Gershwin, Bernstein and a bit of Beethoven provide a mixed bag
AT the Hexagon, Reading, on Sunday, Henley Symphony Orchestra, joined by the Trusler Carroll Wass Trio and directed by Ian Brown, embarked on yet another stretching programme: Gerschwin’s Cuban Overture, Bernstein’s Symphonic Dances from West Side Story, Till Eulenspiegel’s Merry Pranks by Richard Strauss, and Beethoven’s Triple Concerto in C.
The Cuban Overture augured well as its dance rhythms swept us to Havana, courtesy of a brilliant percussion section from the Royal College of Music. It was an electrifying opening, punctuated by confident brass and woodwind solos.
After this, without the exuberant foot-tapping fiesta that preceded it, the content of the central part drifted along somewhat apologetically until the evocative rhythms finally surfaced again.
Unappealing to some, yet clearly popular with others, the Triple Concerto was on the back foot from the off, being one of Beethoven’s less convincing pieces. Poor acoustics did it no favours either, exacerbating an imbalance of sound between the cellist, Thomas Carroll, pianist Ashley Wass and violinist, Matthew Trusler.

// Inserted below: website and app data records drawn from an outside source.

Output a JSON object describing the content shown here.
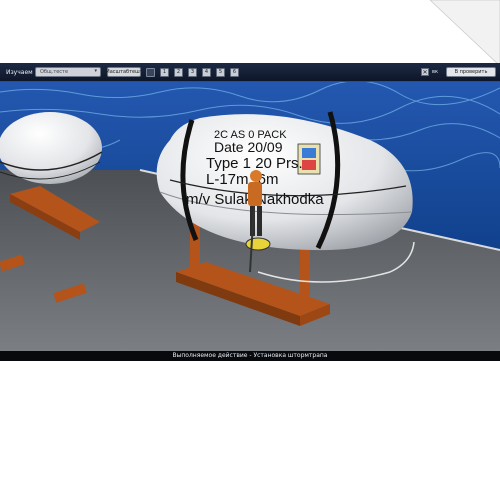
{
  "toolbar": {
    "mode_label": "Изучаем",
    "mode_select_value": "Общ.тесте",
    "scale_button": "Масштабтешт",
    "tool_labels": [
      "1",
      "2",
      "3",
      "4",
      "5",
      "6"
    ],
    "sound_label": "вк",
    "exit_button": "В проверить"
  },
  "scene": {
    "raft_text_lines": [
      "2C AS 0 PACK",
      "Date 20/09",
      "Type 1 20 Prs.",
      "L-17m    -6m",
      "m/v Sulak Nakhodka"
    ]
  },
  "status": {
    "text": "Выполняемое действие - Установка штормтрапа"
  },
  "colors": {
    "sea": "#1a4fa0",
    "deck": "#6b6e72",
    "raft": "#e8eaec",
    "cradle": "#b4541a"
  }
}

While Carroll enjoyed the best of the subject matter, and attacked it with evident relish, Trusler’s contribution failed to complement it with sufficient passion and power. A move to the front of the stage would have helped audibility.